“The San Diego has been running a 5:30 a.m. offshore trip (returning around 7 p.m. and costing $115 per person, including Mexican fishing license) and they’ve been fishing kelp paddies for yellowtail, dorado and the occasional tuna,” said Yamate. “The yellowtail have been mixed in size anywhere from 5 to 25 pounds, depending on the paddy they fish. The dorado have mostly been in the 5- to 10-pound range but they are getting a few bigger ones up to 15 pounds.”
When asked about tackle needed on these trips, Yamate offered a couple of options: “You can get by just bringing a rod with 25- to 30-pound mono, but the ideal set up for these trips is to use a reel filled with 65-pound Spectra and a fluorocarbon leader as it gives you the versatility to switch down to a lighter leader to get bit when the fishing is tough,” he said.
Yamate recommends bringing several weights of fluorocarbon leader ranging from 15 up to 50-pound. “If the fish are biting, fishing the heavier leader will give you a much better shot at landing your fish.”
Regarding terminal tackle, Yamate recommends bringing a variety of hook sizes. “There has been a real mix in the size of the sardines we’ve been getting lately, so to cover your bases you’ll want to bring a few different sizes between a #2 and a 4/0 hook,” he said.
Seaforth Sportfishing’s overnight trips, which depart at 10 p.m. and range from $185 for an open party to $225 for a limited load, are fishing farther south and are catching bluefin tuna in addition to the yellowtail and dorado the three-quarter-day trips are catching.
“Most of the bluefin we’ve been getting on the overnight trips are in the 15- to 30-pound range, but every once in a while a boat will get into a school of 50- to 70-pounders,” said Yamate. “There are also some bigger yellowtail on the paddies down in that range and the Pride caught a 49-pounder a couple of days ago.”
With the bigger fish around on these trips, Yamate suggests bringing along some heavier tackle. “So, if you’re going on an overnight or 1-½ day trip, you’ll want to bring a heavy bait rod with 40- or 50-pound line in case the boat gets on a school of big fish.”
The 1-½ day and longer trips, which start at $305 and go up from there depending on the boat, trip length and passenger load, are fishing in the 100-plus mile range and offer the opportunity to catch yellowfin tuna in addition to the bluefin tuna, yellowtail and dorado being caught on the one-day trips.

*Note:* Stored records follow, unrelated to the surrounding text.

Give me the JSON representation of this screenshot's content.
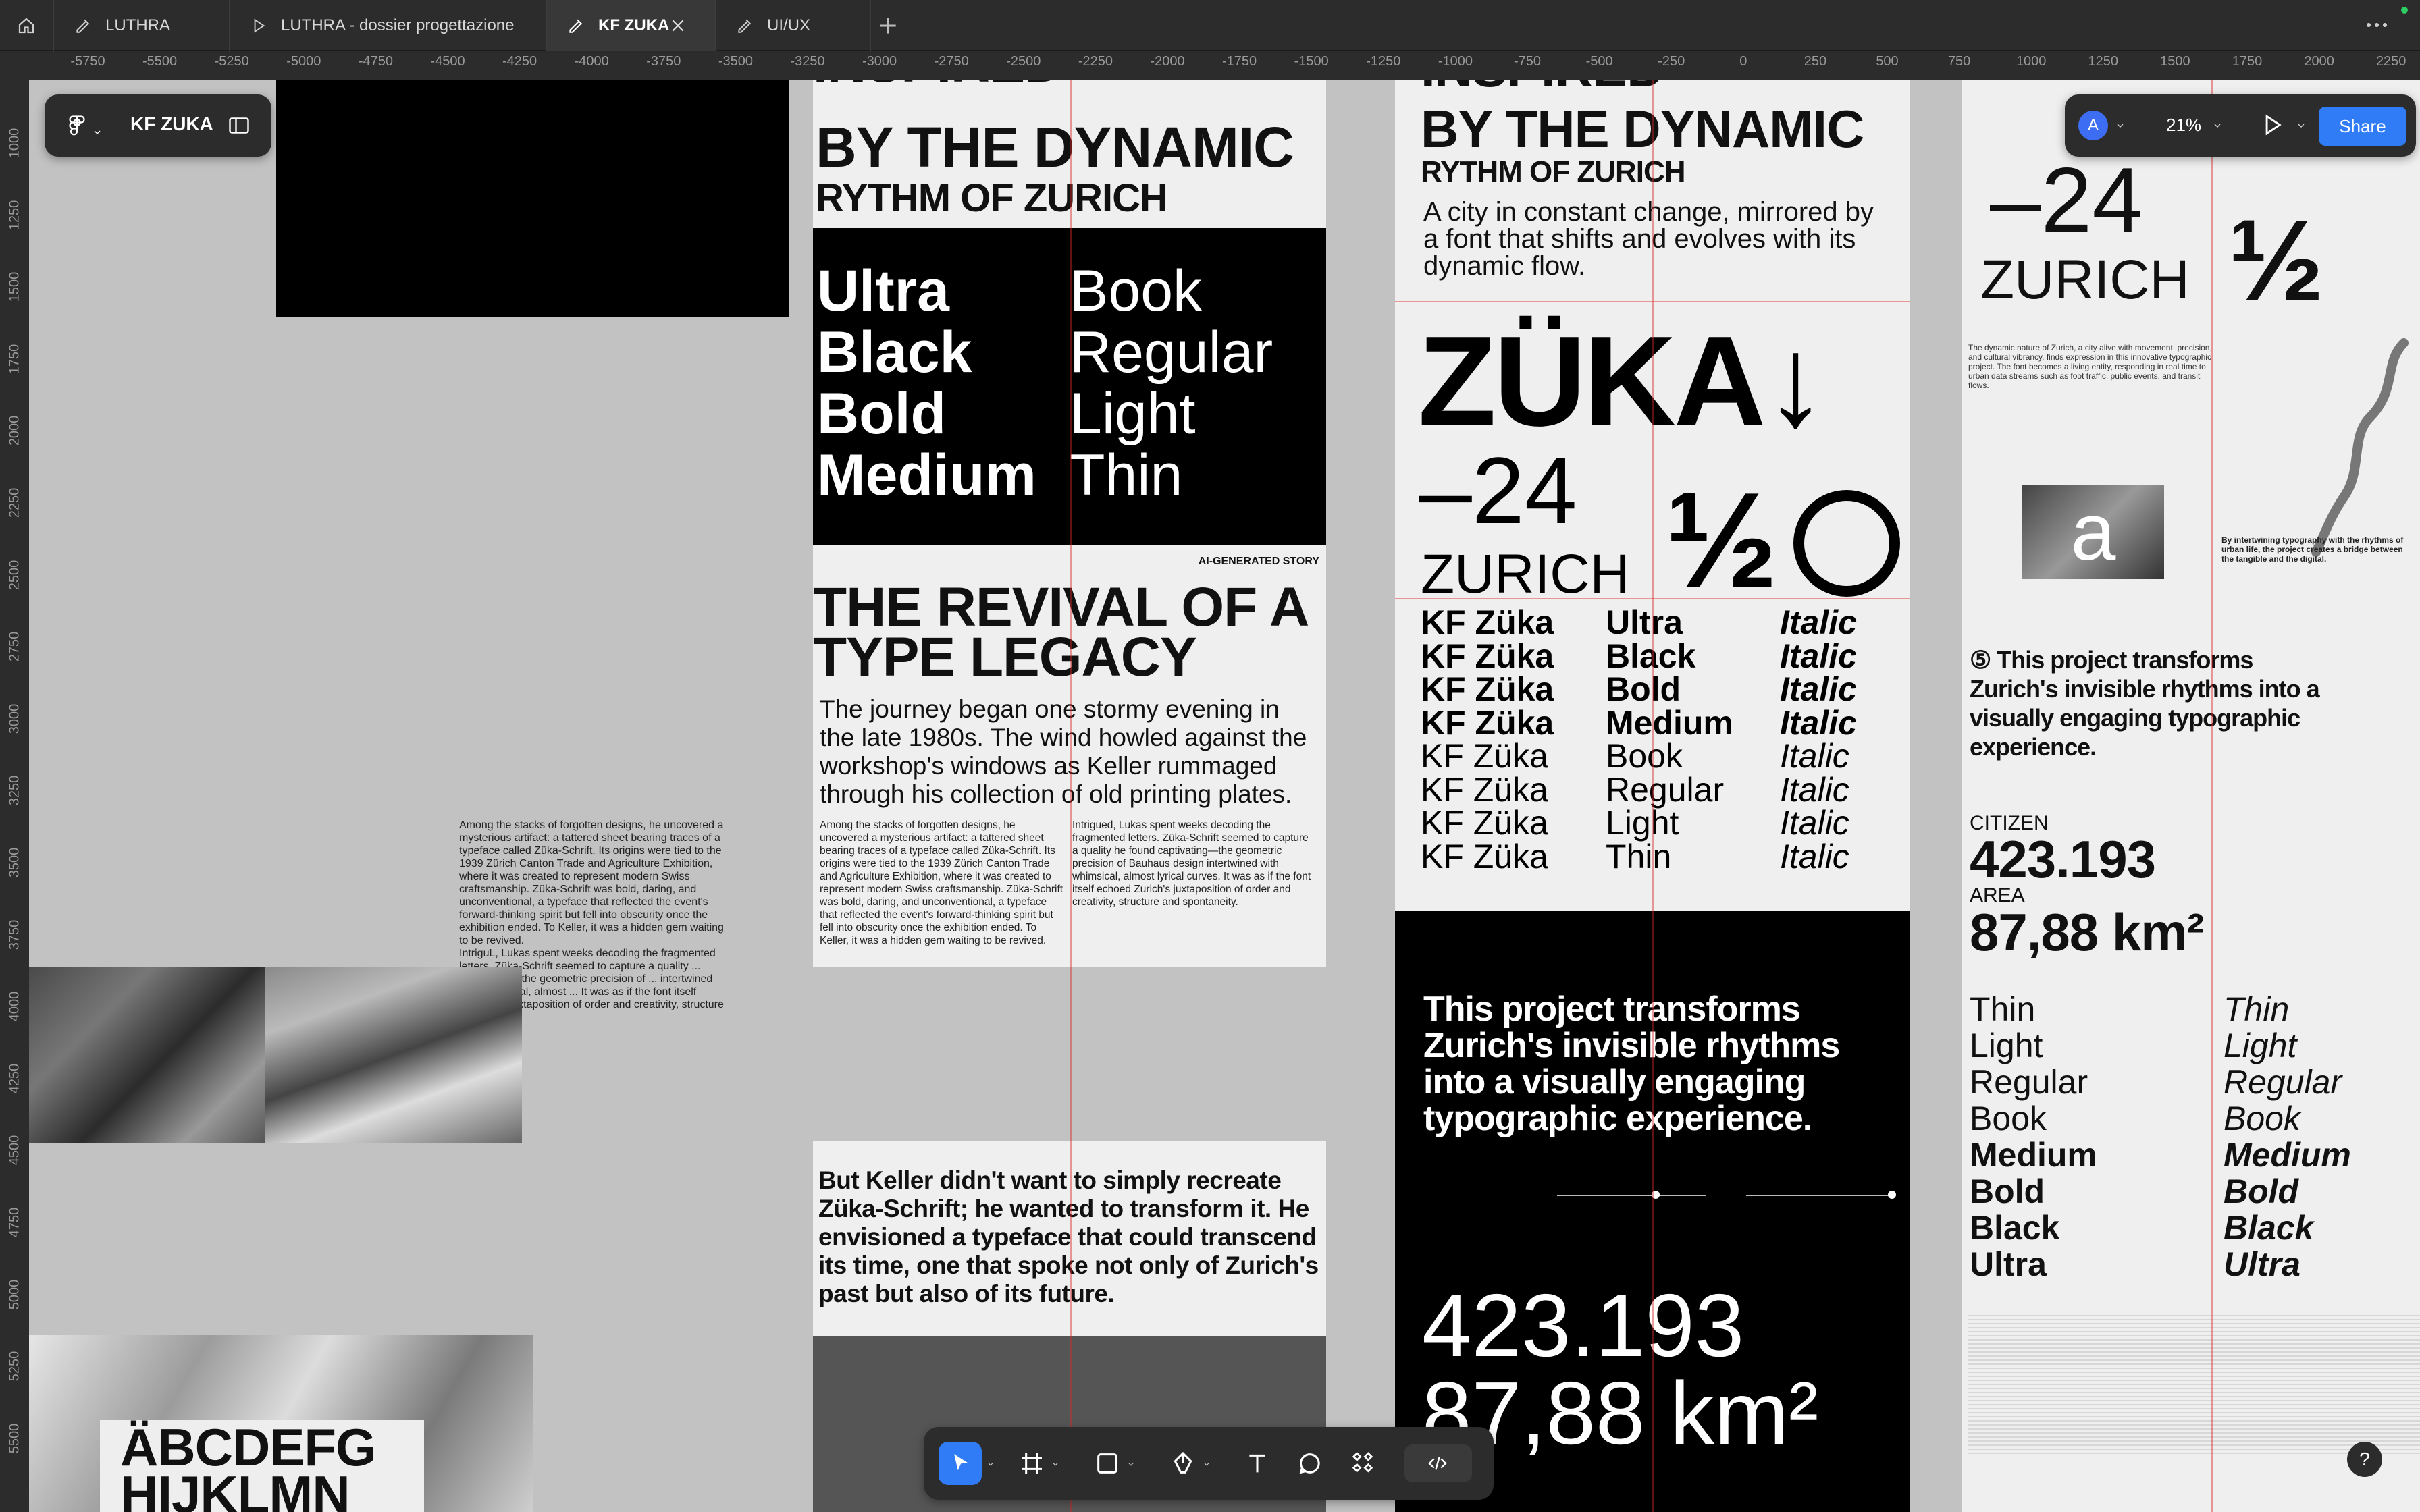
{
  "tabs": [
    {
      "label": "LUTHRA"
    },
    {
      "label": "LUTHRA - dossier progettazione"
    },
    {
      "label": "KF ZUKA"
    },
    {
      "label": "UI/UX"
    }
  ],
  "ruler_top": [
    "-5750",
    "-5500",
    "-5250",
    "-5000",
    "-4750",
    "-4500",
    "-4250",
    "-4000",
    "-3750",
    "-3500",
    "-3250",
    "-3000",
    "-2750",
    "-2500",
    "-2250",
    "-2000",
    "-1750",
    "-1500",
    "-1250",
    "-1000",
    "-750",
    "-500",
    "-250",
    "0",
    "250",
    "500",
    "750",
    "1000",
    "1250",
    "1500",
    "1750",
    "2000",
    "2250"
  ],
  "ruler_left": [
    "1000",
    "1250",
    "1500",
    "1750",
    "2000",
    "2250",
    "2500",
    "2750",
    "3000",
    "3250",
    "3500",
    "3750",
    "4000",
    "4250",
    "4500",
    "4750",
    "5000",
    "5250",
    "5500"
  ],
  "file_panel": {
    "name": "KF ZUKA"
  },
  "right_panel": {
    "avatar": "A",
    "zoom": "21%",
    "share": "Share"
  },
  "frame1": {
    "story": "Among the stacks of forgotten designs, he uncovered a mysterious artifact: a tattered sheet bearing traces of a typeface called Züka-Schrift. Its origins were tied to the 1939 Zürich Canton Trade and Agriculture Exhibition, where it was created to represent modern Swiss craftsmanship. Züka-Schrift was bold, daring, and unconventional, a typeface that reflected the event's forward-thinking spirit but fell into obscurity once the exhibition ended. To Keller, it was a hidden gem waiting to be revived.\nIntriguL, Lukas spent weeks decoding the fragmented letters. Züka-Schrift seemed to capture a quality ... captivating—the geometric precision of ... intertwined with whimsical, almost ... It was as if the font itself echoed ... juxtaposition of order and creativity, structure ... ity.",
    "abc1": "ÄBCDEFG",
    "abc2": "HIJKLMN"
  },
  "frame2": {
    "head1": "BY THE DYNAMIC",
    "head2": "RYTHM OF ZURICH",
    "weights_left": [
      "Ultra",
      "Black",
      "Bold",
      "Medium"
    ],
    "weights_right": [
      "Book",
      "Regular",
      "Light",
      "Thin"
    ],
    "tag": "AI-GENERATED STORY",
    "title": "THE REVIVAL OF A TYPE LEGACY",
    "lead": "The journey began one stormy evening in the late 1980s. The wind howled against the workshop's windows as Keller rummaged through his collection of old printing plates.",
    "col1": "Among the stacks of forgotten designs, he uncovered a mysterious artifact: a tattered sheet bearing traces of a typeface called Züka-Schrift. Its origins were tied to the 1939 Zürich Canton Trade and Agriculture Exhibition, where it was created to represent modern Swiss craftsmanship. Züka-Schrift was bold, daring, and unconventional, a typeface that reflected the event's forward-thinking spirit but fell into obscurity once the exhibition ended. To Keller, it was a hidden gem waiting to be revived.",
    "col2": "Intrigued, Lukas spent weeks decoding the fragmented letters. Züka-Schrift seemed to capture a quality he found captivating—the geometric precision of Bauhaus design intertwined with whimsical, almost lyrical curves. It was as if the font itself echoed Zurich's juxtaposition of order and creativity, structure and spontaneity.",
    "quote": "But Keller didn't want to simply recreate Züka-Schrift; he wanted to transform it. He envisioned a typeface that could transcend its time, one that spoke not only of Zurich's past but also of its future."
  },
  "frame3": {
    "head1": "BY THE DYNAMIC",
    "head2": "RYTHM OF ZURICH",
    "sub": "A city in constant change, mirrored by a font that shifts and evolves with its dynamic flow.",
    "zuka": "ZÜKA↓",
    "minus24": "–24",
    "half": "½",
    "zurich": "ZURICH",
    "specimen_col1": [
      "KF Züka",
      "KF Züka",
      "KF Züka",
      "KF Züka",
      "KF Züka",
      "KF Züka",
      "KF Züka",
      "KF Züka"
    ],
    "specimen_col2": [
      "Ultra",
      "Black",
      "Bold",
      "Medium",
      "Book",
      "Regular",
      "Light",
      "Thin"
    ],
    "specimen_col3": [
      "Italic",
      "Italic",
      "Italic",
      "Italic",
      "Italic",
      "Italic",
      "Italic",
      "Italic"
    ],
    "statement": "This project transforms Zurich's invisible rhythms into a visually engaging typographic experience.",
    "num1": "423.193",
    "num2": "87,88 km²"
  },
  "frame4": {
    "minus24": "–24",
    "zurich": "ZURICH",
    "half": "½",
    "body": "The dynamic nature of Zurich, a city alive with movement, precision, and cultural vibrancy, finds expression in this innovative typographic project. The font becomes a living entity, responding in real time to urban data streams such as foot traffic, public events, and transit flows.",
    "caption": "By intertwining typography with the rhythms of urban life, the project creates a bridge between the tangible and the digital.",
    "statement": "⑤ This project transforms Zurich's invisible rhythms into a visually engaging typographic experience.",
    "citizen_label": "CITIZEN",
    "citizen_value": "423.193",
    "area_label": "AREA",
    "area_value": "87,88 km²",
    "weights": [
      "Thin",
      "Light",
      "Regular",
      "Book",
      "Medium",
      "Bold",
      "Black",
      "Ultra"
    ]
  },
  "toolbar": {
    "help": "?"
  }
}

“The yellowfin tuna in the one-and-a-half-day range are all nice fish,” said Yamate. “Most of them are in the 25- to 35-pound range and there are a few 50- to 60-pound fish in the mix. These are some impressive fish to have within range of these short trips.”

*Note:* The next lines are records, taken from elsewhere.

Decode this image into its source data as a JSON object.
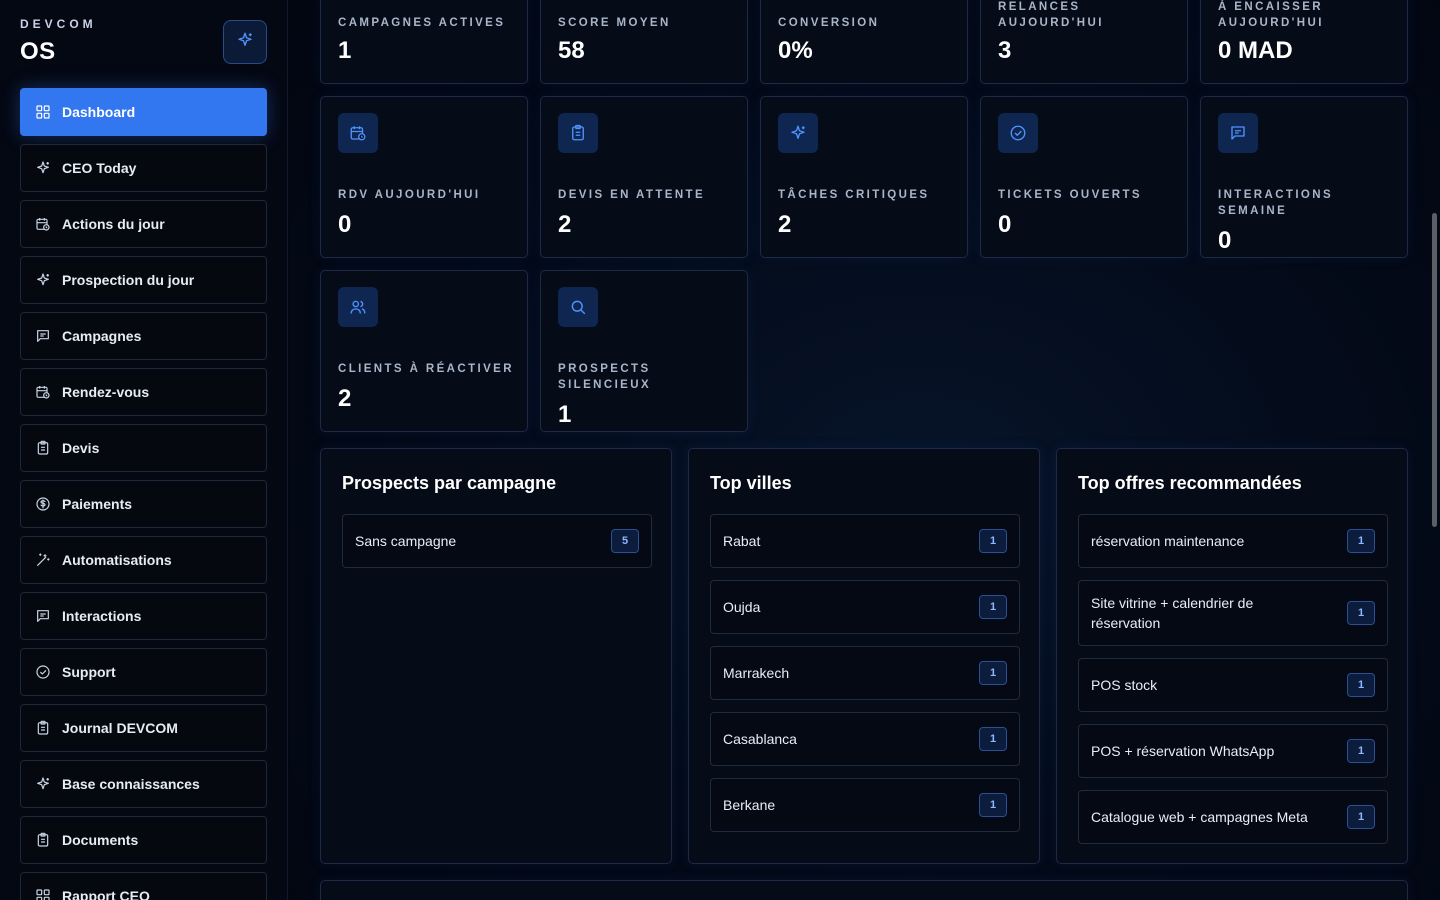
{
  "brand": {
    "top": "DEVCOM",
    "main": "OS"
  },
  "sidebar": {
    "items": [
      {
        "label": "Dashboard",
        "icon": "dashboard-grid-icon",
        "active": true
      },
      {
        "label": "CEO Today",
        "icon": "sparkles-icon"
      },
      {
        "label": "Actions du jour",
        "icon": "calendar-clock-icon"
      },
      {
        "label": "Prospection du jour",
        "icon": "sparkles-icon"
      },
      {
        "label": "Campagnes",
        "icon": "message-square-icon"
      },
      {
        "label": "Rendez-vous",
        "icon": "calendar-clock-icon"
      },
      {
        "label": "Devis",
        "icon": "clipboard-icon"
      },
      {
        "label": "Paiements",
        "icon": "dollar-circle-icon"
      },
      {
        "label": "Automatisations",
        "icon": "wand-icon"
      },
      {
        "label": "Interactions",
        "icon": "message-square-icon"
      },
      {
        "label": "Support",
        "icon": "check-circle-icon"
      },
      {
        "label": "Journal DEVCOM",
        "icon": "clipboard-icon"
      },
      {
        "label": "Base connaissances",
        "icon": "sparkles-icon"
      },
      {
        "label": "Documents",
        "icon": "clipboard-icon"
      },
      {
        "label": "Rapport CEO",
        "icon": "dashboard-grid-icon"
      }
    ]
  },
  "stats_top": [
    {
      "label": "CAMPAGNES ACTIVES",
      "value": "1"
    },
    {
      "label": "SCORE MOYEN",
      "value": "58"
    },
    {
      "label": "CONVERSION",
      "value": "0%"
    },
    {
      "label": "RELANCES AUJOURD'HUI",
      "value": "3"
    },
    {
      "label": "À ENCAISSER AUJOURD'HUI",
      "value": "0 MAD"
    }
  ],
  "stats_mid": [
    {
      "label": "RDV AUJOURD'HUI",
      "value": "0",
      "icon": "calendar-clock-icon"
    },
    {
      "label": "DEVIS EN ATTENTE",
      "value": "2",
      "icon": "clipboard-icon"
    },
    {
      "label": "TÂCHES CRITIQUES",
      "value": "2",
      "icon": "sparkles-icon"
    },
    {
      "label": "TICKETS OUVERTS",
      "value": "0",
      "icon": "check-circle-icon"
    },
    {
      "label": "INTERACTIONS SEMAINE",
      "value": "0",
      "icon": "message-square-icon"
    }
  ],
  "stats_low": [
    {
      "label": "CLIENTS À RÉACTIVER",
      "value": "2",
      "icon": "users-icon"
    },
    {
      "label": "PROSPECTS SILENCIEUX",
      "value": "1",
      "icon": "search-icon"
    }
  ],
  "panels": {
    "campaigns": {
      "title": "Prospects par campagne",
      "rows": [
        {
          "label": "Sans campagne",
          "count": "5"
        }
      ]
    },
    "cities": {
      "title": "Top villes",
      "rows": [
        {
          "label": "Rabat",
          "count": "1"
        },
        {
          "label": "Oujda",
          "count": "1"
        },
        {
          "label": "Marrakech",
          "count": "1"
        },
        {
          "label": "Casablanca",
          "count": "1"
        },
        {
          "label": "Berkane",
          "count": "1"
        }
      ]
    },
    "offers": {
      "title": "Top offres recommandées",
      "rows": [
        {
          "label": "réservation maintenance",
          "count": "1"
        },
        {
          "label": "Site vitrine + calendrier de réservation",
          "count": "1"
        },
        {
          "label": "POS stock",
          "count": "1"
        },
        {
          "label": "POS + réservation WhatsApp",
          "count": "1"
        },
        {
          "label": "Catalogue web + campagnes Meta",
          "count": "1"
        }
      ]
    }
  },
  "colors": {
    "accent": "#3377f0",
    "icon": "#4f93ff",
    "badge_text": "#8fb6ff"
  }
}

In closing, Yamate offered some advice on when to go fishing. “I know that it’s difficult for people to get off work and go fishing during the week, but that’s usually the best time to go, especially on a three-quarter-day or overnight trip.”
These trips have been fishing close to home and the amount of boat traffic and competition for kelp paddies on the weekends definitely can hurt the fishing. The weekend trips are still catching plenty of fish, but the best scores are being made during the week.
For more information about taking a trip with Seaforth Sportfishing, you can call their office at 619-224-3383, visit them on the web at www.seaforthlanding.com or stop by their tackle shop and gear up for your next trip.
Next week Capt. Jamie Thinnes of Seasons Sportfishing will share some of his secrets on successful offshore fishing from a private boat so make sure to keep an eye out for the article.